    1. Who is excluded?

    Identifying who is excluded is first step towards assessment. Exclusion, though often seen and treated as being synonymous with poverty, is often about more than poverty and at times, not about poverty at all. Minority Roma men and women in many parts of Europe may be discriminated against and excluded from economic and political spaces regardless of their wealth status. Whether poor or not, transgender individuals could face restricted access to public spaces. When identities overlap, they can create cumulative disadvantage. For example, an indigenous woman with a disability, living in a remote area may be more likely to face disadvantages than an indigenous woman without a disability, in an urban area.

    2. How are t hey l ikely t o be excluded?

    Such analysis aims to understand how certain groups may be left out of growth and prosperity, and through which processes. It looks at institutional, historical, legal or other circumstances that affect excluded groups in various domains, to understand the processes that solidify exclusion (e.g. discrimination, stigma, stereotyping, lack of role models, etc.). Do norms and practices impede access and participation for some groups?

    3. Why are t hey l ikely t o be excluded?

    Why people are excluded, can be the most difficult question to ask and answer. Roots of exclusion are often historical and political. One can ask: How do underlying power relations affect who is included and who is left out? For example, do some land ownership patterns affect who gets access to services? It is also important to explore institutional or organizational underpinnings ? do informal norms or institutions exclude some groups from decision making? Are some groups invisible? Other questions can relate to the history of the area or earlier projects and programs, and may tell us how groups can be left out.

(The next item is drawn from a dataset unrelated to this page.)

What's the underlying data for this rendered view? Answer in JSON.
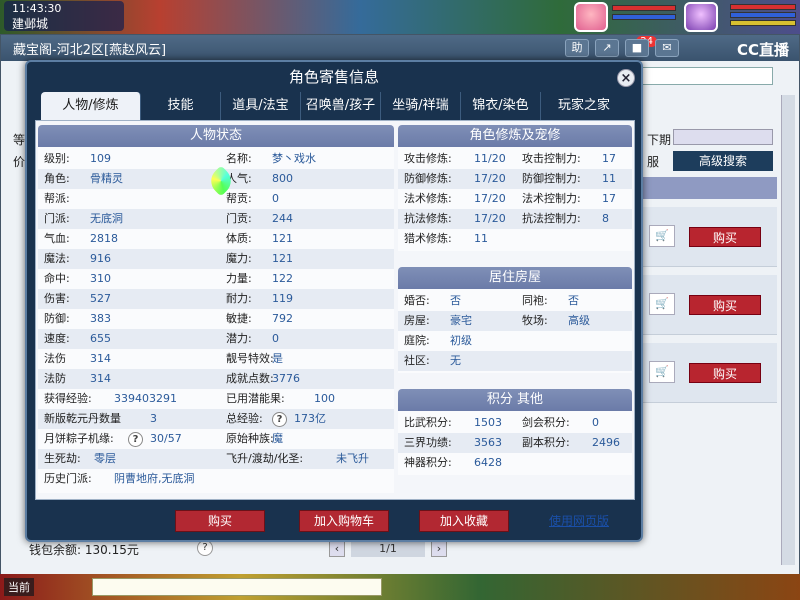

    4. What can be done t owards great er social inclusion?

    The analysis should identify the "wrong to be addressed or the right to be deepened", whom the intervention seeks to include and who is at risk of being left out. After determining why those groups or areas are at risk of being left out, we can select channels through which inclusion can take place, consider what could be done differently and adopt innovations.

    Note: This SiAT draws upon the methodology for Poverty and Social Impact Analysis and from the World Bank Group?s methodology to assess the extent to which gender gaps are closed in projects

    Il lust rat ive exam ple of over lapping disadvant ages

    CONDUCTING SOCIAL INCLUSION ANALYSIS

    Som e quest ions t o help w it h analysis

    1. What is the breakdown of different identity groups among

    those excluded from the benefits (of a project)? Or in the

    bottom percentiles (migrants, Indigenous Peoples etc.)

    2. Which groups are over-represented among those excluded

    from benefits?

    3. Are there historical reasons for such over-representation?

    4. Is the over-representation of some groups correlated with the way they participate in different social, economic and political domains?

    5. What else do we know about these excluded groups? Are we taking into account their aspirations, fears and apprehensions?

    Source: Inclusion Matters, World Bank, 2013

    Learn more about the World Bank?s work on social inclusion: worldbank.org/socialinclusion

    For more information please contact: Michelle Morandotti mmorandotti@worlbank.org

    https://openknowledge.worldbank.org/handle/10986/16195 https://openknowledge.worldbank.org/handle/10986/16195 https://openknowledge.worldbank.org/handle/10986/16195 https://openknowledge.worldbank.org/handle/10986/16195 https://openknowledge.worldbank.org/handle/10986/16195 https://openknowledge.worldbank.org/handle/10986/16195 https://openknowledge.worldbank.org/handle/10986/16195 http://www.worldbank.org/en/topic/social-inclusion mailto:mmorandotti@worlbank.org